During a beach cleanup, volunteers and staff managed to fill two sacks with propagules that were washed up onto the beach. This was then planted in the nursery the following Monday and placed in the nursery.
After the launching at Uprising Beach Resort we got the children at the local school involved and were able to plant 400 propagules in the ditch by the reception area. The kids were given a briefing about how important mangroves were as this was a question asked in the external exam. The Rugby 7’s coach, who won Fiji’s first Olympic gold medal, was asked to plant mangroves in the nursery to offset his carbon emissions. We arranged a day for him and he came to join us by planting propagules. A picture was uploaded onto our mangrove Facebook page; the picture alone was seen by more than 38 000 people and shared by 153 individuals.
Also during these months, Projects Abroad was approached by Leadership Fiji to travel to a village just off the coast of the mainland, four hours out of Pacific Harbour. Three staff members and one volunteer were able to make the trip on their day off and helped build a nursery housing 470 propagules. On this trip we were approached by the general manager of a five star resort, Volivoli Beach Resort, to help them plant mangroves that were destroyed during Cyclone Winston.
Community Thursday is another important aspect of meeting, socialising and educating the local people on the importance of Shark Conservation. These two months took us back to Rampur Primary School and Pacific Multi Cultural School where we worked with Year 5 to Year 8 and the kindergarten students. Through the use of posters, activity sheets, laptop presentations and verbal communication, students were educated on the importance of sharks, mangroves, fishes and the marine eco-system in general. We also discovered hidden talents in our volunteers during the preparation of these workshops – they all worked very hard in compiling their presentations using various creative methods!

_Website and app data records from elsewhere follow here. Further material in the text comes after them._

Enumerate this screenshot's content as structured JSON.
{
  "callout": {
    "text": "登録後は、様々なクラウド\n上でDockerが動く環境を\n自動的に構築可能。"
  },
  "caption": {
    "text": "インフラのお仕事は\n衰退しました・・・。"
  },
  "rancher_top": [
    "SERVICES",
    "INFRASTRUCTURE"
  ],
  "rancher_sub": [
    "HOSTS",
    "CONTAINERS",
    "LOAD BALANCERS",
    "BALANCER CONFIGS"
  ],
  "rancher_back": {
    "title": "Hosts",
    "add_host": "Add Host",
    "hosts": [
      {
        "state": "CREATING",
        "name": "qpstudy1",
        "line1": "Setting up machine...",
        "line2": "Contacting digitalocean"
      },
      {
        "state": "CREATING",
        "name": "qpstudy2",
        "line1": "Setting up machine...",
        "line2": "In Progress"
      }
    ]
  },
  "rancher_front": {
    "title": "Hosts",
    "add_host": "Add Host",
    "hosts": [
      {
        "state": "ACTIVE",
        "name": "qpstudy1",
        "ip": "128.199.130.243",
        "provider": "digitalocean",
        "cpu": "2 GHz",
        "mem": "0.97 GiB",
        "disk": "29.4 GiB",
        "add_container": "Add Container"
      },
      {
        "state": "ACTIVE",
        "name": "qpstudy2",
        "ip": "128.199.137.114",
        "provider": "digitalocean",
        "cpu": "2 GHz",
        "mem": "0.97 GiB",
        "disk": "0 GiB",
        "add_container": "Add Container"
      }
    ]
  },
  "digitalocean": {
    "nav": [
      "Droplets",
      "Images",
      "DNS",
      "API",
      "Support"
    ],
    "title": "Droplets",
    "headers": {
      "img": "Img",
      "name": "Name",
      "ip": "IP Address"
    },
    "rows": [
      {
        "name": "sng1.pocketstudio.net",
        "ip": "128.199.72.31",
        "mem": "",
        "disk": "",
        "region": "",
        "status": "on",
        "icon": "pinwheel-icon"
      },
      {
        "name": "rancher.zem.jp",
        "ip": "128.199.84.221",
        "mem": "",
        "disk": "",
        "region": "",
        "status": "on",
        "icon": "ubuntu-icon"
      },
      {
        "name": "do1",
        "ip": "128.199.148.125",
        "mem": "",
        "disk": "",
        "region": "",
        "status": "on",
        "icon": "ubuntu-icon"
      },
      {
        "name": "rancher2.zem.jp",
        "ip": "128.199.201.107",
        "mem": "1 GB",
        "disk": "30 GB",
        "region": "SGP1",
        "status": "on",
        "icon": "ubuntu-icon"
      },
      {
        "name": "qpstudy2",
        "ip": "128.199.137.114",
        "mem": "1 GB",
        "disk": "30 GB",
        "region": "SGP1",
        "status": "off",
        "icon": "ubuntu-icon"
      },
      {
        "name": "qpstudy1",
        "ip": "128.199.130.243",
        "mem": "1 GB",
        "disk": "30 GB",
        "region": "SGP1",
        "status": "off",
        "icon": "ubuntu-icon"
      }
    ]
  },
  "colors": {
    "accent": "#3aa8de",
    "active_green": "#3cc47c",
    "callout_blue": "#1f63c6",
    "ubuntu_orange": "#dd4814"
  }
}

Beach Clean is always one of our Community Days where we head out to Pacific Harbour Beach. Here we not only collect trash, but we also record what trash is collected. As part of our Community Thursdays, we assisted in Mangrove planting at the Uprising Ditch and planted close to 400 propagules. The end of the month is always exciting as volunteers look forward to learning more about Fijian Culture by performing dances with their awesome costumes that they create themselves. Lovo food is always a great way to end each month with fire dancing from the local Fijian boys.
The completion of murals at Rampur Primary School and the making of a 20-meter long footpath at Dranikula Village was another amazing giveaway Projects Abroad volunteers and staff worked on for the September and October Community Day. This was a success through great teamwork from volunteers, staff and the local people.
Overall, we had a productive two months!
Volunteers have continued to be excited and thrilled with the infamous shark dive at Beqa Lagoon. Volunteers that have already completed one shark dive have assisted the project by collecting data on the individual bull sharks that are present. Excitingly, during the last two months, volunteers have been able to observe signs of pregnancy with the female bull sharks. Soon these gorgeous ladies will not be present at the shark dive as they will be giving birth upriver. We will then be able to note the return of these females, after they have given birth to their young.